The Government has moved to address fears of spiralling power prices, after getting electricity providers to agree to tell customers that they could get better deals elsewhere.
The Turnbull Government has been under pressure to take action on electricity costs, including recent revelations that Australia paid some of the highest prices in the world. In a meeting with energy retailers on Wednesday, an outcome was reached -- that companies would advise their customers if better deals were available.
"The retailers have agreed that they will write to their customers who have reached the end of a discounted plan and outline, in plain English, alternative offers that are available," Prime Minister Malcolm Turnbull said in a press conference following the meeting.
"This could be included in the next household bill and it would include directing them to the Australian Energy Regulator's Energy Made Easy comparison website or another objective independent comparison website."
Taking action to keep your energy prices down https://t.co/1pcnxUoBRe— Malcolm Turnbull (@TurnbullMalcolm) August 9, 2017
The PM had earlier told power providers that "millions of Australian families are paying too much for their electricity".
Turnbull and his Energy Minister Josh Frydenberg told the following press conference that some customers were often left confused about exactly what power prices they were paying, including when discount offers were valid and when they had expired, leading some people to pay more than they should be.
"They have committed to producing clear user-friendly facts sheets on terms, late payment penalties, early termination payments, and to work with us and the Australian Energy Regulator on key components of this," Turnbull said.
"So they will be required, when a customer is coming to the end of a discounted plan or a benefit plan, to write to them to say, 'you are coming to the end of this plan, if you don't do anything you will go back on the standard rate. Based on your past consumption, that would mean you would be paying $X more. Here are some alternatives'. In other words, we are determined to providers that they provide as much information as they can to the customers to ensure the customers can make those choices."
Frydenberg said the changes are "going to help thousands of Australian families".
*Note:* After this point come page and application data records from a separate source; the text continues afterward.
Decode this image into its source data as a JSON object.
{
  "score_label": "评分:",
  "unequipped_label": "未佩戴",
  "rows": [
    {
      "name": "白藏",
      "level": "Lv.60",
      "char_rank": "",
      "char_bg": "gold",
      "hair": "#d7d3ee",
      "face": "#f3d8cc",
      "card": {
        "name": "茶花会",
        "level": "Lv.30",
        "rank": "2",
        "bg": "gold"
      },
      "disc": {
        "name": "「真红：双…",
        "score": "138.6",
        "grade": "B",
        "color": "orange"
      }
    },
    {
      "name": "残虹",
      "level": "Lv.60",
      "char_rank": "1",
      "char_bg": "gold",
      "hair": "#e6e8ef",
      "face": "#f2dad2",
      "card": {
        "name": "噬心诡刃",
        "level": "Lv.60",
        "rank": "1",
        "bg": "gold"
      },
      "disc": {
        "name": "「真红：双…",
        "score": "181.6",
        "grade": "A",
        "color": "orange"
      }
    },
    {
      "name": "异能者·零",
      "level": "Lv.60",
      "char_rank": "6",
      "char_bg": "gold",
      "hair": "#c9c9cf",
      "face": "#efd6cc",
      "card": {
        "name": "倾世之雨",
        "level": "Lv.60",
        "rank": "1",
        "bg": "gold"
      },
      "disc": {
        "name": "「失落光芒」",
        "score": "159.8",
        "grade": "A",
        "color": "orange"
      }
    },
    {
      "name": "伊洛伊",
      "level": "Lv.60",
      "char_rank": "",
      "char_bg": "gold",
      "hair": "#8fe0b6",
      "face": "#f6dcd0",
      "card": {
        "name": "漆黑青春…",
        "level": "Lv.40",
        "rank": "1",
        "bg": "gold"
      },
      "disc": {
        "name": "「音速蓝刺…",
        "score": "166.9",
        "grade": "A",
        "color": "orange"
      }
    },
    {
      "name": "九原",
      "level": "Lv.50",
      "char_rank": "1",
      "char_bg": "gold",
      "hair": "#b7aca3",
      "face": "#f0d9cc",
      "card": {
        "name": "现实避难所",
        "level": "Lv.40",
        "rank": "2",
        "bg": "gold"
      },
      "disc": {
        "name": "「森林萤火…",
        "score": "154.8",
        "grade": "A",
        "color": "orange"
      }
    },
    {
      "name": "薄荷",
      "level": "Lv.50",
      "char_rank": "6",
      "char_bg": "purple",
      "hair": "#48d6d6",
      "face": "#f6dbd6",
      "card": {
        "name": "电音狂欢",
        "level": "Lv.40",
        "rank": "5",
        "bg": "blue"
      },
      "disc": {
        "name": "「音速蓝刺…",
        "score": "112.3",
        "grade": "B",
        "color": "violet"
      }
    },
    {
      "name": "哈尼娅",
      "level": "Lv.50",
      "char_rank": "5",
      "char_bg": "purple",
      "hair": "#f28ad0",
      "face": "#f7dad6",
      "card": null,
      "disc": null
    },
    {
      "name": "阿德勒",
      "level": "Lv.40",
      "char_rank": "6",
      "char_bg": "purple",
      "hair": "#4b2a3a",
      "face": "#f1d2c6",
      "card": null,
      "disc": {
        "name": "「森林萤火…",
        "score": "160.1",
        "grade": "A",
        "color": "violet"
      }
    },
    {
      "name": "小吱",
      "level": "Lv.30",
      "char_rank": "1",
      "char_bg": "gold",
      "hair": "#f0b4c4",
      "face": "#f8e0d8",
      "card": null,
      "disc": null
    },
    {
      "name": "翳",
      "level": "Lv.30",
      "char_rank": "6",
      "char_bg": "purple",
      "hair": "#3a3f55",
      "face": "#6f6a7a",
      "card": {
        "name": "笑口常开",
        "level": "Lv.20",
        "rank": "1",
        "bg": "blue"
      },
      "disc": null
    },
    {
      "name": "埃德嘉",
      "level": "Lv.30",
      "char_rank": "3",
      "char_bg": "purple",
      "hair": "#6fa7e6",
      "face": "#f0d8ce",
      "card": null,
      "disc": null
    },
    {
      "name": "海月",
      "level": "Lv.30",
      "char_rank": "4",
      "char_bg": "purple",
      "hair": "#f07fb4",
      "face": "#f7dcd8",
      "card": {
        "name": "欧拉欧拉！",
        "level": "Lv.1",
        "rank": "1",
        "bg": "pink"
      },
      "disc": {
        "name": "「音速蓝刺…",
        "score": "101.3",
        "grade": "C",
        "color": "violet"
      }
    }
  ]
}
"The Australian Energy Regulator has told us that an Australian household can save more than $1,000 a year by changing contracts or changing retailers. But at the same time, the Australian energy market commission has told us 50 percent of households have not changed retailers or contracts in the last five years," he said.Suggest a correction